Now plug in the value x = -4 :

$\displaystyle f'(-4)=\frac{-36 \cdot (-4)}{((-4)^2-4)^2 \cdot \sqrt{\frac{9 \cdot (-4)^2}{(-4)^2-4}}}$$\displaystyle =\frac{144}{144 \cdot \sqrt{12}}=\frac{1}{\sqrt{12}}=\frac{1}{2\sqrt{3}} =\frac{1}{6}\sqrt{3}$

To calculate the equation of the tangent have a look at my previous post.

EB
• Feb 2nd 2007, 11:43 AM
ticbol
Play more.
If you like to play more on the (x^2)(y^2) -9x^2 -4y^2 = 0, here is another way.
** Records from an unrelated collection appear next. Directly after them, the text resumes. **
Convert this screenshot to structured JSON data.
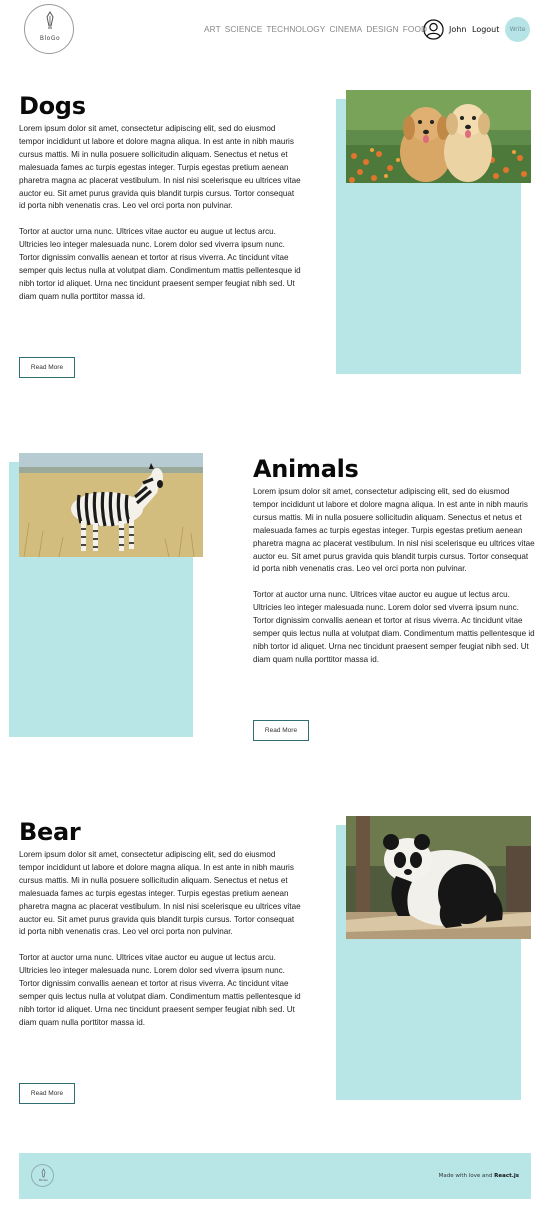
{
  "header": {
    "logo_text": "BloGo",
    "nav": [
      "ART",
      "SCIENCE",
      "TECHNOLOGY",
      "CINEMA",
      "DESIGN",
      "FOOD"
    ],
    "username": "John",
    "logout_label": "Logout",
    "write_label": "Write",
    "icons": {
      "logo": "quill-pen-icon",
      "user": "user-profile-icon"
    }
  },
  "posts": [
    {
      "title": "Dogs",
      "image": "puppies-photo",
      "paragraph1": "Lorem ipsum dolor sit amet, consectetur adipiscing elit, sed do eiusmod tempor incididunt ut labore et dolore magna aliqua. In est ante in nibh mauris cursus mattis. Mi in nulla posuere sollicitudin aliquam. Senectus et netus et malesuada fames ac turpis egestas integer. Turpis egestas pretium aenean pharetra magna ac placerat vestibulum. In nisl nisi scelerisque eu ultrices vitae auctor eu. Sit amet purus gravida quis blandit turpis cursus. Tortor consequat id porta nibh venenatis cras. Leo vel orci porta non pulvinar.",
      "paragraph2": "Tortor at auctor urna nunc. Ultrices vitae auctor eu augue ut lectus arcu. Ultricies leo integer malesuada nunc. Lorem dolor sed viverra ipsum nunc. Tortor dignissim convallis aenean et tortor at risus viverra. Ac tincidunt vitae semper quis lectus nulla at volutpat diam. Condimentum mattis pellentesque id nibh tortor id aliquet. Urna nec tincidunt praesent semper feugiat nibh sed. Ut diam quam nulla porttitor massa id.",
      "read_more": "Read More"
    },
    {
      "title": "Animals",
      "image": "zebra-photo",
      "paragraph1": "Lorem ipsum dolor sit amet, consectetur adipiscing elit, sed do eiusmod tempor incididunt ut labore et dolore magna aliqua. In est ante in nibh mauris cursus mattis. Mi in nulla posuere sollicitudin aliquam. Senectus et netus et malesuada fames ac turpis egestas integer. Turpis egestas pretium aenean pharetra magna ac placerat vestibulum. In nisl nisi scelerisque eu ultrices vitae auctor eu. Sit amet purus gravida quis blandit turpis cursus. Tortor consequat id porta nibh venenatis cras. Leo vel orci porta non pulvinar.",
      "paragraph2": "Tortor at auctor urna nunc. Ultrices vitae auctor eu augue ut lectus arcu. Ultricies leo integer malesuada nunc. Lorem dolor sed viverra ipsum nunc. Tortor dignissim convallis aenean et tortor at risus viverra. Ac tincidunt vitae semper quis lectus nulla at volutpat diam. Condimentum mattis pellentesque id nibh tortor id aliquet. Urna nec tincidunt praesent semper feugiat nibh sed. Ut diam quam nulla porttitor massa id.",
      "read_more": "Read More"
    },
    {
      "title": "Bear",
      "image": "panda-photo",
      "paragraph1": "Lorem ipsum dolor sit amet, consectetur adipiscing elit, sed do eiusmod tempor incididunt ut labore et dolore magna aliqua. In est ante in nibh mauris cursus mattis. Mi in nulla posuere sollicitudin aliquam. Senectus et netus et malesuada fames ac turpis egestas integer. Turpis egestas pretium aenean pharetra magna ac placerat vestibulum. In nisl nisi scelerisque eu ultrices vitae auctor eu. Sit amet purus gravida quis blandit turpis cursus. Tortor consequat id porta nibh venenatis cras. Leo vel orci porta non pulvinar.",
      "paragraph2": "Tortor at auctor urna nunc. Ultrices vitae auctor eu augue ut lectus arcu. Ultricies leo integer malesuada nunc. Lorem dolor sed viverra ipsum nunc. Tortor dignissim convallis aenean et tortor at risus viverra. Ac tincidunt vitae semper quis lectus nulla at volutpat diam. Condimentum mattis pellentesque id nibh tortor id aliquet. Urna nec tincidunt praesent semper feugiat nibh sed. Ut diam quam nulla porttitor massa id.",
      "read_more": "Read More"
    }
  ],
  "footer": {
    "logo_text": "BloGo",
    "note_prefix": "Made with love and ",
    "note_brand": "React.js"
  },
  "colors": {
    "accent": "#b8e5e6",
    "button_border": "#2f6f73"
  }
}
(x^2)(y^2) -9x^2 -4y^2 = 0
(x^2)[2yy'] +(y^2)[2x] -18x -8yy' = 0
Divide all by 2,
(x^2)yy' +xy^2 -9x -4yy' = 0
yy'(x^2 -4) +x(y^2 -9) = 0
yy'(x^2 -4) = -x(y^2 -9)
y' = -x(y^2 -9) / y(x^2 -4) ---------slope of tangent line anywhere on the curve.

At point (-4, 2sqrt(3)),
y' = -(-4)[(2sqrt(3))^2 -9] / 2sqrt(3)*[(-4)^2 -4]
y' = 4[3] / 2sqrt(3)*[12]
y' = 1 / 2sqrt(3)
y' = 1*sqrt(3) / 2*(sqrt(3))^2
y' = (sqrt(3)) /6 -------------------***

For the equation of the tangent line, using the point-slope form,
y -y1 = m(x -x1)
y - 2sqrt(3) = [sqrt(3) /6](x -(-4))
y -2sqrt(3) = [sqrt(3) /6]x +4[sqrt(3) /6]
y = [sqrt(3) /6]x +(2/3)sqrt(3) +2sqrt(3)
y = [sqrt(3) /6]x +(8/3)sqrt(3) -------------------the tangent line.